Healthy Aging and the Microbiome: A Surprising Finding

Here is an interesting, and really surprising, tidbit of research published in the journal, Nature Metabolism:  it turns out there is a distinct bacterial microbiome signature associated with healthy aging, which, in turn, predicts survival in older people.[i]  That’s not the surprising bit:  you’ll need to read on for that!

A team of researchers analyzed data from over 9000 people, ranging in age from 18 to 101 years old, in 3 separate cohorts.  They especially focused in on looking at the 900 or so people, 78-98 years old, who lived in community-dwelling for older individuals.
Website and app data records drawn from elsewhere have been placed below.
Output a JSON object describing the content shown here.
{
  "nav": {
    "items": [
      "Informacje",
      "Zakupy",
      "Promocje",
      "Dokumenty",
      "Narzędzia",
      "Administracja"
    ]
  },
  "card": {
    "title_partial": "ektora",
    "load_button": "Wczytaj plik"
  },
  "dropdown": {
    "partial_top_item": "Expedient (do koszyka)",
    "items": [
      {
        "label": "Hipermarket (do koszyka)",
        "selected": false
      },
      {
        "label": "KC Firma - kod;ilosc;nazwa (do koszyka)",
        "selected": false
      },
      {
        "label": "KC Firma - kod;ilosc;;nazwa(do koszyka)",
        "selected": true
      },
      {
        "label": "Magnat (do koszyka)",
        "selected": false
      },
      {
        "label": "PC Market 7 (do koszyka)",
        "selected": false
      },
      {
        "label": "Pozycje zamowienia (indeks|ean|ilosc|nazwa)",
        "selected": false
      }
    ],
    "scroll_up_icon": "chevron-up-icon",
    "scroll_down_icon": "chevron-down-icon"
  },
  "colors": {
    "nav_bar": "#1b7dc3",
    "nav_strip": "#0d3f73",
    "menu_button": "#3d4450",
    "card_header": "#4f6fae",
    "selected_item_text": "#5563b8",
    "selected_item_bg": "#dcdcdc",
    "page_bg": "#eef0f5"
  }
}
What they discovered is that as we age, starting in mid to late adulthood, our bacterial microbiota should become increasingly unique and individualized.  There is a steady decline in the amounts of core bacterial species including Bacteroides.

While the bacterial signature is unique, however, the metabolic functions performed by the bacteria are similar.  There are amino acid derivatives found in the blood of older adults which are products of the gut bacteria.  For example, tryptophan-derived indole, which in mice, extends life.  Phenylacetylglutamine, which was highly associated with certain unique bacterial profiles, has been found at elevated levels in people 100 years of age or older.  The lead researcher of the paper says, “This uniqueness signature can predict patient survival in the latest decades of life.”[ii]

This shift in the gut bacteria seems to start in mid-life, 40-50 years of age or so, and is associated with a clear metabolome profile, which is simply not seen in those who are not aging healthily.  There is likely, of course, a two-way street meaning that an unhealthy microbiome leads to faster aging.  Indoles, as mentioned above, are anti-inflammatory and thus, preventative of inflammaging.

The shocking part:  what is pretty extraordinary is that this reduction of core species and shift toward an individualized profile is the marker for healthy aging:  not maintaining the status quo, as you might think.  What is healthy when you are young, it turns out, is not healthy when you are old.  From the paper, “Retaining a high Bacteroides dominance into older age, or having a low gut microbiome uniqueness measure, predicts decreased survival in a 4-year follow-up. Our analysis identifies increasing compositional uniqueness of the gut microbiome as a component of healthy ageing, which is characterized by distinct microbial metabolic outputs in the blood.”

That’s just crazy, right?!


[i] Wilmanski, T., Diener, C., Rappaport, N. et al. Gut microbiome pattern reflects healthy ageing and predicts survival in humans. Nat Metab 3, 274–286 (2021).


Leave a Reply

%d bloggers like this: